As common as cutting a wedding cake together as a newly married couple is these days, it is still common to see couples smash their slice of wedding cake into their new spouse's face, which, hey, maybe that truly is the traditional way of doing things, given the wedding cake's origination! No matter how you slice it (sorry, couldn't resist the pun), cutting a wedding cake or dessert is a tradition you can decide to include or exclude if it's not really the vibe you're going for! If you decide to be real traditional and throw the cake at your partner...at least hire me to document it all for you haha!
Wedding Bouquets and Throwing The Bridal Bouquet
I can't be the only one who LOVES giant-ass bouquets! Traditionally they weren't made out of flowers, but rather garlic, herbs, and spices. It was said that these plants would ward off evil spirits (have you spotted a theme yet?). Others believe that bouquets helped hide body odor - slay!

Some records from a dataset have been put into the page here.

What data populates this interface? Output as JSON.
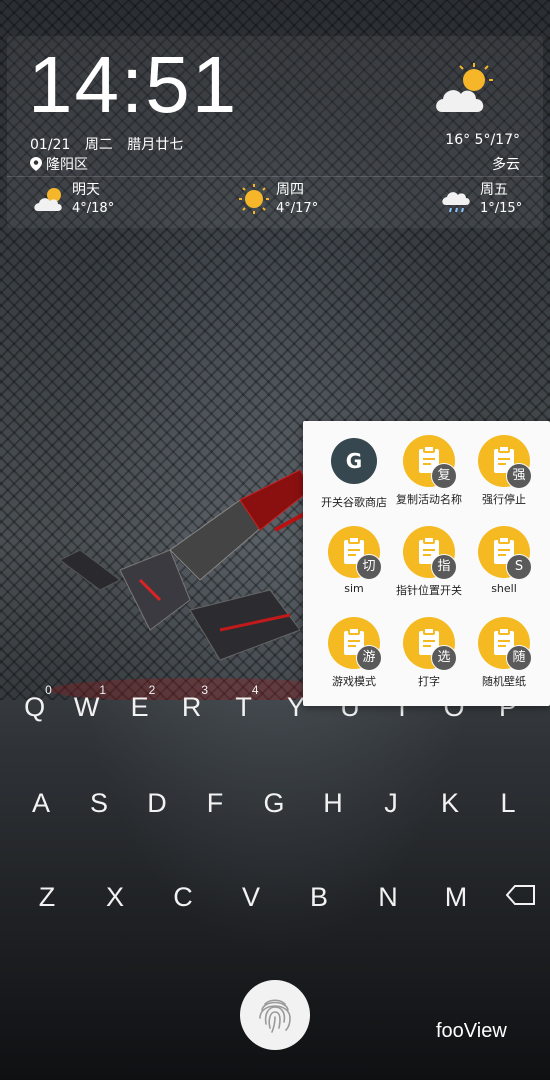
{
  "lockscreen": {
    "time": "14:51",
    "date": "01/21",
    "weekday": "周二",
    "lunar": "腊月廿七",
    "location": "隆阳区",
    "current_temp": "16°  5°/17°",
    "current_condition": "多云",
    "current_icon": "partly-cloudy-icon"
  },
  "forecast": [
    {
      "day": "明天",
      "range": "4°/18°",
      "icon": "partly-cloudy-icon"
    },
    {
      "day": "周四",
      "range": "4°/17°",
      "icon": "sunny-icon"
    },
    {
      "day": "周五",
      "range": "1°/15°",
      "icon": "rain-icon"
    }
  ],
  "keyboard": {
    "row1": [
      {
        "k": "Q",
        "n": "0"
      },
      {
        "k": "W",
        "n": "1"
      },
      {
        "k": "E",
        "n": "2"
      },
      {
        "k": "R",
        "n": "3"
      },
      {
        "k": "T",
        "n": "4"
      },
      {
        "k": "Y",
        "n": ""
      },
      {
        "k": "U",
        "n": ""
      },
      {
        "k": "I",
        "n": ""
      },
      {
        "k": "O",
        "n": ""
      },
      {
        "k": "P",
        "n": ""
      }
    ],
    "row2": [
      "A",
      "S",
      "D",
      "F",
      "G",
      "H",
      "J",
      "K",
      "L"
    ],
    "row3": [
      "Z",
      "X",
      "C",
      "V",
      "B",
      "N",
      "M"
    ]
  },
  "popup": {
    "tiles": [
      {
        "label": "开关谷歌商店",
        "badge": "G",
        "style": "dark"
      },
      {
        "label": "复制活动名称",
        "badge": "复",
        "style": "yellow"
      },
      {
        "label": "强行停止",
        "badge": "强",
        "style": "yellow"
      },
      {
        "label": "sim",
        "badge": "切",
        "style": "yellow"
      },
      {
        "label": "指针位置开关",
        "badge": "指",
        "style": "yellow"
      },
      {
        "label": "shell",
        "badge": "S",
        "style": "yellow"
      },
      {
        "label": "游戏模式",
        "badge": "游",
        "style": "yellow"
      },
      {
        "label": "打字",
        "badge": "选",
        "style": "yellow"
      },
      {
        "label": "随机壁纸",
        "badge": "随",
        "style": "yellow"
      }
    ]
  },
  "watermark": "fooView",
  "colors": {
    "tile_yellow": "#f5b921",
    "tile_dark": "#37474f",
    "popup_bg": "#fafafa"
  }
}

So then why throw the bouquet to a bridesmaid? Well, wedding guests used to want to touch the couple to receive some of their good luck so that they could get married someday, or have a healthy love life, etc. So to help prevent people from touching the couple all the time, it became tradition for the bouquet to be tossed to single, female friends. Legend has it that the female to catch the bouquet would be the next to marry.
Similarly, garter tosses used to happen in the actual bedroom of the couple on the night of their wedding! Guests would literally be in the room with the newly married couple, snagging articles of clothing from them as they couple stripped and things got heated in the bedroom. The point of guests snagging articles fo the couples' clothing was to both keep their own love life in check apparently, and also to get some lucky love vibes from the newlyweds. Again, it began to feel like an invasion of privacy for obvious reasons, so the garter began to be tossed into a sea of single men during the ceremony instead.

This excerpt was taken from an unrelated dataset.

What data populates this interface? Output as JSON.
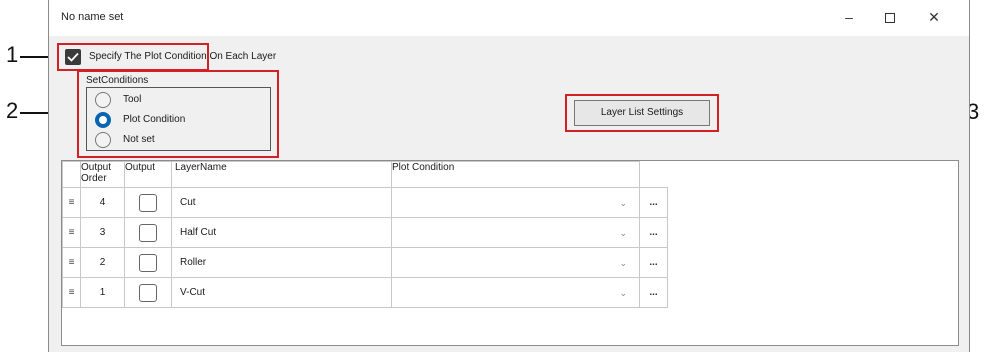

Now, I personally fall under the group of people who prefer no bouquet or garter tosses at weddings because I feel like it's still quite invasive, but again, to each their own! I've seen some couples get pretty creative with this, yet I'll also say that this tradition is one that I see less and less of each year.
Bonus Tradition: Wedding Speeches
I put a question box up on my Instagram to ask what traditions The Francis Frames community loved, and also which ones they're not the biggest fans of. Wedding speeches got a mixed review, so I decided to look into how they originated, as it was something I had never considered looking into before.
I found an interesting blog post that is dedicated to this topic entirely, so I figured I'd send you there for the most in-depth explanation for this one, as they said it all better than I can!
To summarize, there are a few different ideas of how this tradition originated, including to prove the host hadn't poisoned the wine they were toasting with; offerings to Greek Gods; toasting to good health; and sticking toasted bread in wine. Seriously, the article linked is a whole journey in itself, so definitely go give it a read!
And with that, I'll wrap up this journal entry of 6 wedding traditions and how they originated.
Which of these traditions surprised you?! Has learning about these wedding traditions and their originations swayed your decision about whether or not you want to include them in your wedding day at all? I find this topic so intriguing and would absolutely LOVE to hear your thoughts!
Also, with SO many wedding traditions out there, I could definitely make a Part 2 to this journal entry! Let me know what other wedding traditions you'd like to know the originations of!
Thanks so much for reading, and speak soon!
The Francis Frames